More details are expected from oil giant Shell this week on its job-cut plans, though it is still unclear what the impact will be on the 2,000-plus people working from Aberdeen.
It was reported yesterday that the British-Dutch company would reveal on Thursday that up to 25% of senior management – 500-600 people globally – will lose their posts in the coming weeks.
New chief executive Peter Voser is said to have already eliminated about a quarter of 80 of the top-level management positions immediately below Shell’s executive committee. The next round of departures, anticipated to be outlined as part of its second-quarter results on Thursday, will involve the layer of managerial positions below this.
One newspaper claimed that the largest number of these redundancies were expected to be in The Hague, where 2,000 people work at Shell’s global headquarters. Further cuts at lower levels are anticipated in the months ahead.
Analysts expect that about 10,000 of Shell’s worldwide workforce of 102,000 are likely to go under the major restructuring.
Shell has 8,500 employees in the UK. A spokeswoman for the company said yesterday it had no comment to make on its job-cut plans.
One Aberdeen employee said: “Everyone knows that jobs are likely to go here, but I have heard nothing from the company on this. We will just have to wait and see what Thursday brings.”
At the end of May, the Press and Journal reported that Scottish employees of Shell may have to wait months before finding out if their jobs are at risk.
A spokeswoman said at the time that staff would know by the end of the year what the impact on them would be.
The company said in May that its core exploration and production business would be divided into two units: one covering the Americas and the other the rest of the world. The former would be called upstream Americas and the latter upstream international. The new divisions would also take responsibility for liquefied natural gas and power operations in their spheres.
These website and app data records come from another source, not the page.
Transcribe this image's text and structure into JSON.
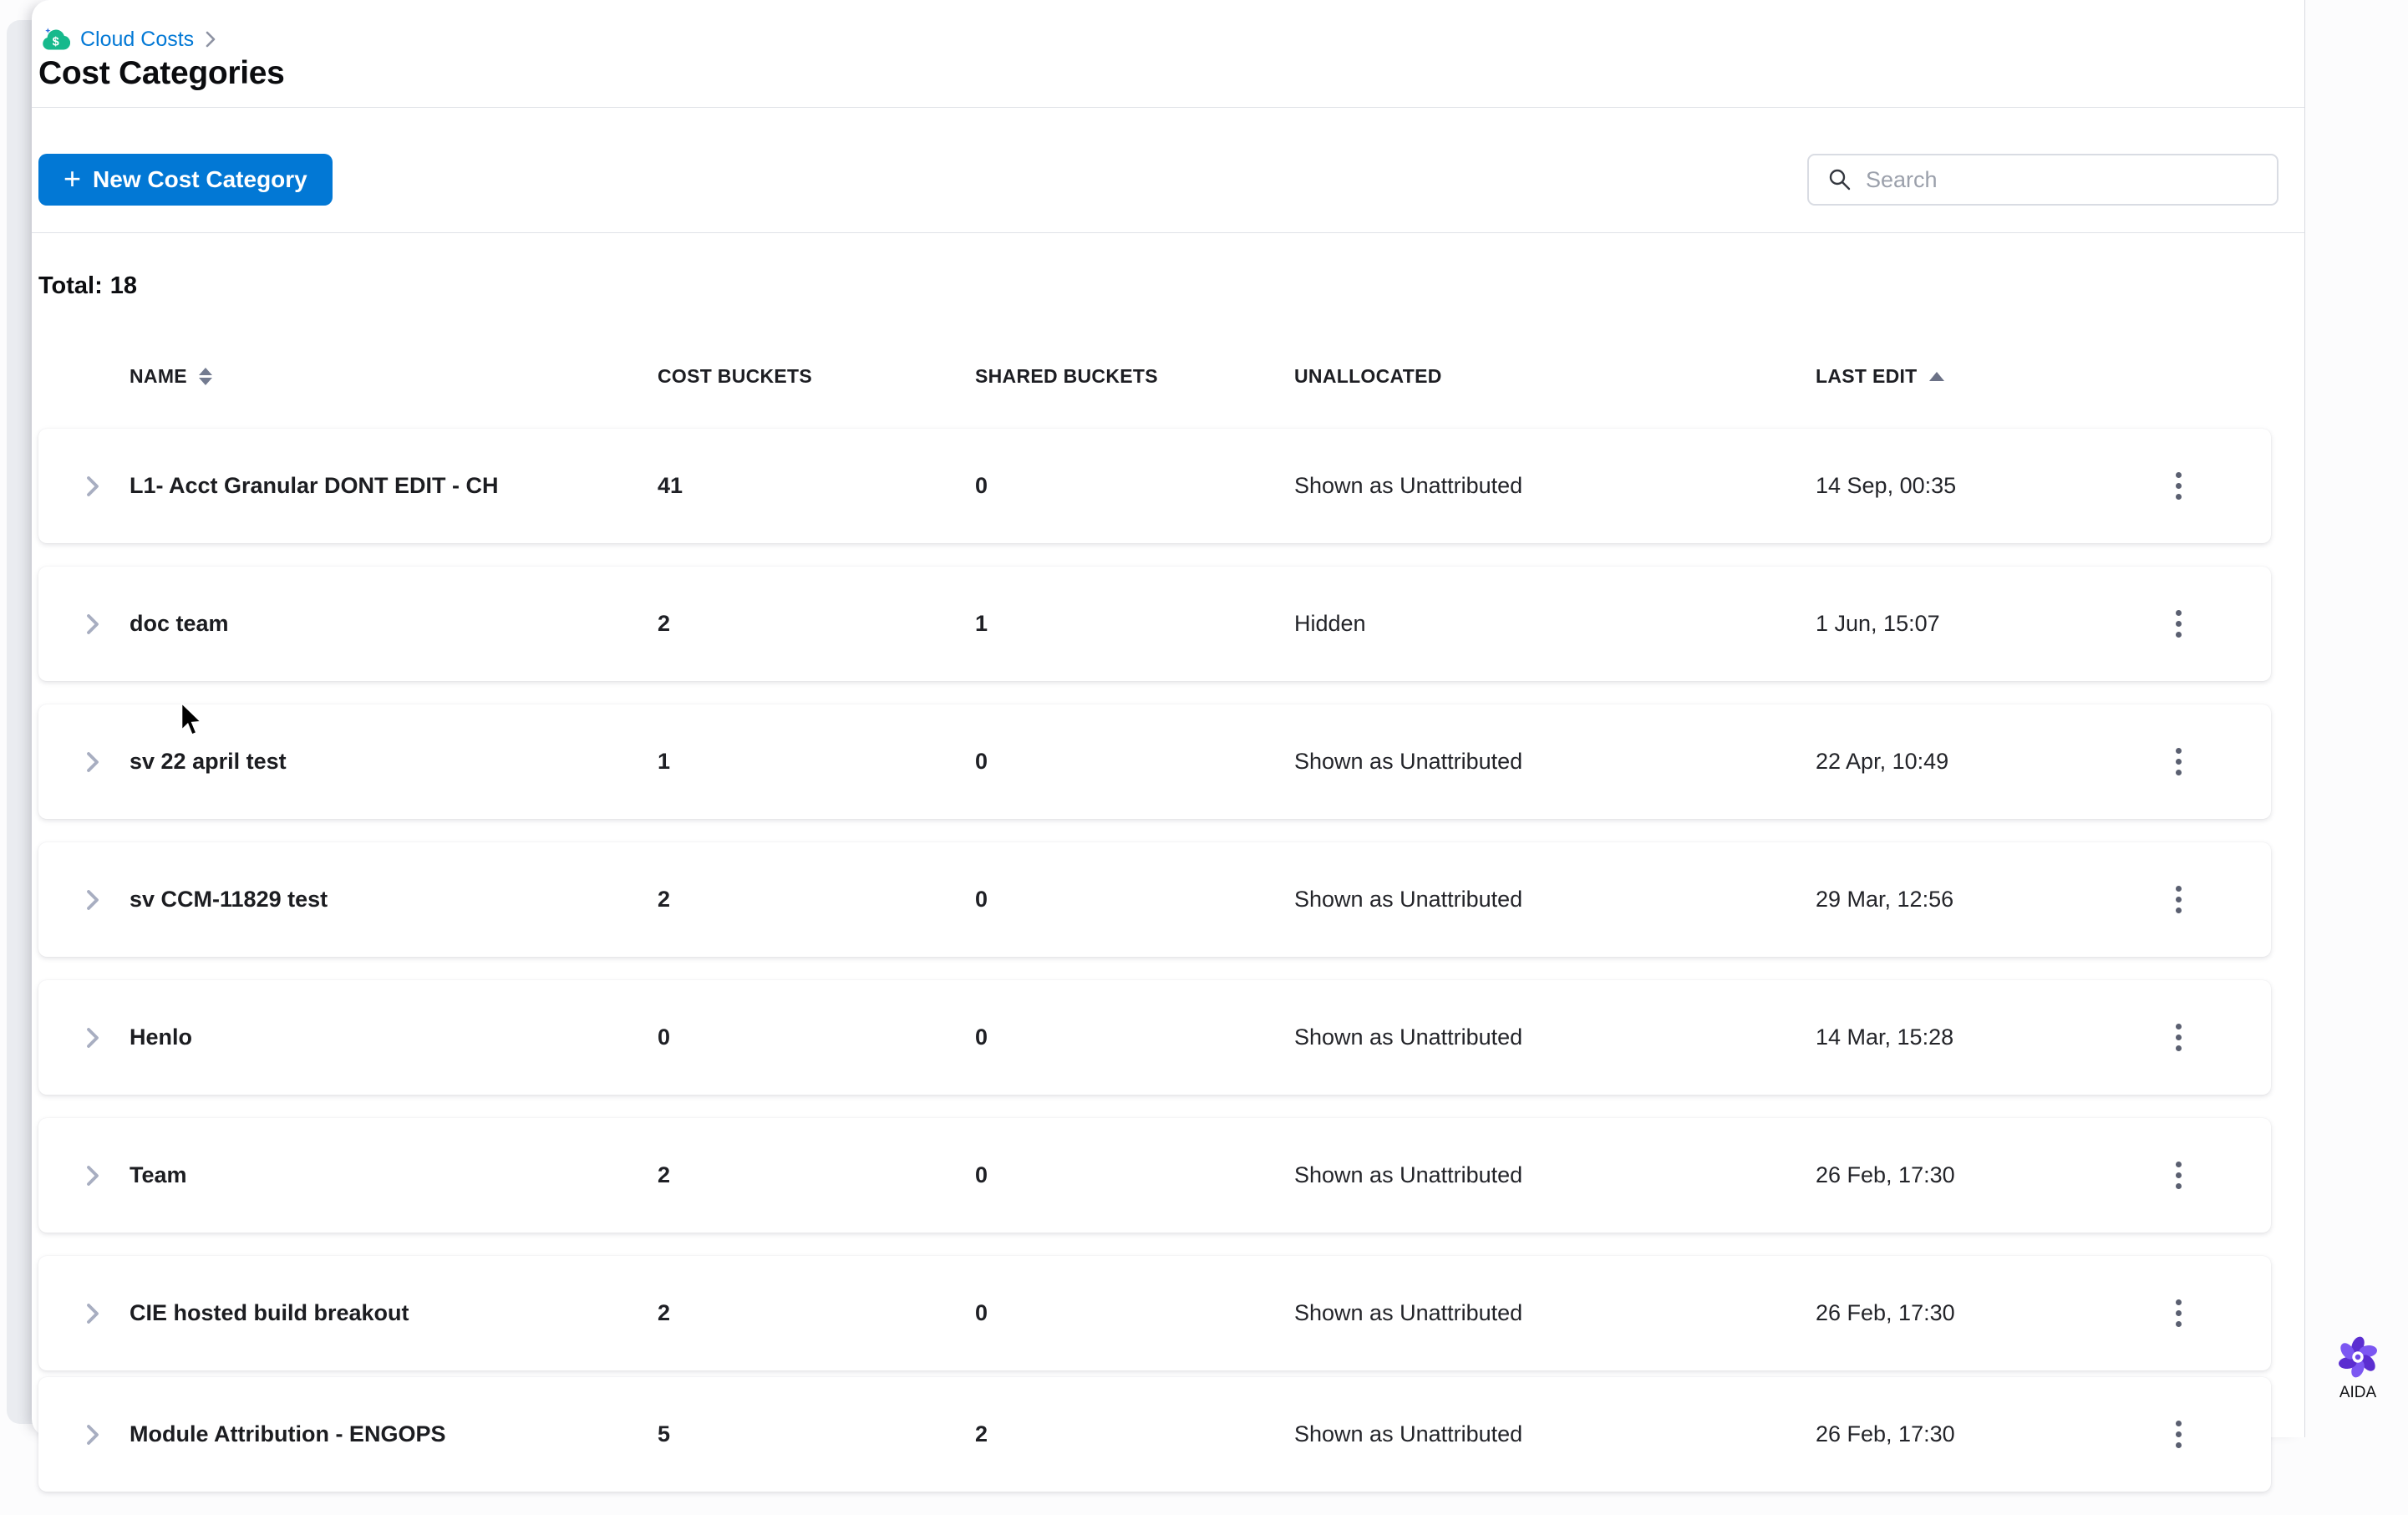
{
  "breadcrumb": {
    "module": "Cloud Costs"
  },
  "page": {
    "title": "Cost Categories",
    "total_label": "Total:",
    "total_value": "18"
  },
  "toolbar": {
    "new_button_label": "New Cost Category",
    "plus_glyph": "+",
    "search_placeholder": "Search"
  },
  "table": {
    "columns": [
      "NAME",
      "COST BUCKETS",
      "SHARED BUCKETS",
      "UNALLOCATED",
      "LAST EDIT"
    ],
    "sort": {
      "column": "LAST EDIT",
      "direction": "asc"
    },
    "rows": [
      {
        "name": "L1- Acct Granular DONT EDIT - CH",
        "cost_buckets": "41",
        "shared_buckets": "0",
        "unallocated": "Shown as Unattributed",
        "last_edit": "14 Sep, 00:35"
      },
      {
        "name": "doc team",
        "cost_buckets": "2",
        "shared_buckets": "1",
        "unallocated": "Hidden",
        "last_edit": "1 Jun, 15:07"
      },
      {
        "name": "sv 22 april test",
        "cost_buckets": "1",
        "shared_buckets": "0",
        "unallocated": "Shown as Unattributed",
        "last_edit": "22 Apr, 10:49"
      },
      {
        "name": "sv CCM-11829 test",
        "cost_buckets": "2",
        "shared_buckets": "0",
        "unallocated": "Shown as Unattributed",
        "last_edit": "29 Mar, 12:56"
      },
      {
        "name": "Henlo",
        "cost_buckets": "0",
        "shared_buckets": "0",
        "unallocated": "Shown as Unattributed",
        "last_edit": "14 Mar, 15:28"
      },
      {
        "name": "Team",
        "cost_buckets": "2",
        "shared_buckets": "0",
        "unallocated": "Shown as Unattributed",
        "last_edit": "26 Feb, 17:30"
      },
      {
        "name": "CIE hosted build breakout",
        "cost_buckets": "2",
        "shared_buckets": "0",
        "unallocated": "Shown as Unattributed",
        "last_edit": "26 Feb, 17:30"
      },
      {
        "name": "Module Attribution - ENGOPS",
        "cost_buckets": "5",
        "shared_buckets": "2",
        "unallocated": "Shown as Unattributed",
        "last_edit": "26 Feb, 17:30"
      }
    ]
  },
  "assistant": {
    "label": "AIDA"
  },
  "colors": {
    "primary_blue": "#0278d5",
    "module_teal": "#16b98c",
    "aida_purple": "#6b46e5",
    "panel_border": "#d8dbe1"
  },
  "icons": {
    "breadcrumb_module": "cloud-dollar-icon",
    "search": "magnifier-icon",
    "row_expand": "chevron-right-icon",
    "row_menu": "kebab-menu-icon",
    "name_sort": "sort-both-icon",
    "last_edit_sort": "sort-asc-icon",
    "assistant": "pinwheel-flower-icon"
  }
}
Gas and power was previously a separate unit under the US head of Shell’s gas and power business, Linda Cook, an unsuccessful candidate for the oil giant’s chief executive post, who quit.
Malcolm Brinded, a former managing director of Shell Expro in Aberdeen and who also lost out on the top job, is now executive director of upstream international.
Robin West, the chairman and founder of Washington-based industry consultancy PFC Energy, was quoted yesterday as saying that Mr Voser was confronting deep-seated cultural issues in the company that no executive had dared to address in the 102 years since it was formed by merger. Mr West said: “It has become very clear very quickly that he is going to run Shell; Shell isn’t going to run him, and that’s a very profound change. Decisions will be made more quickly and there will be a higher level of accountability.
“He is going to continue to cut costs dramatically. Some parts of Shell seem to have operated more for the benefit of the people in the organisation rather than for the shareholders. He is going to cut down a lot of that.”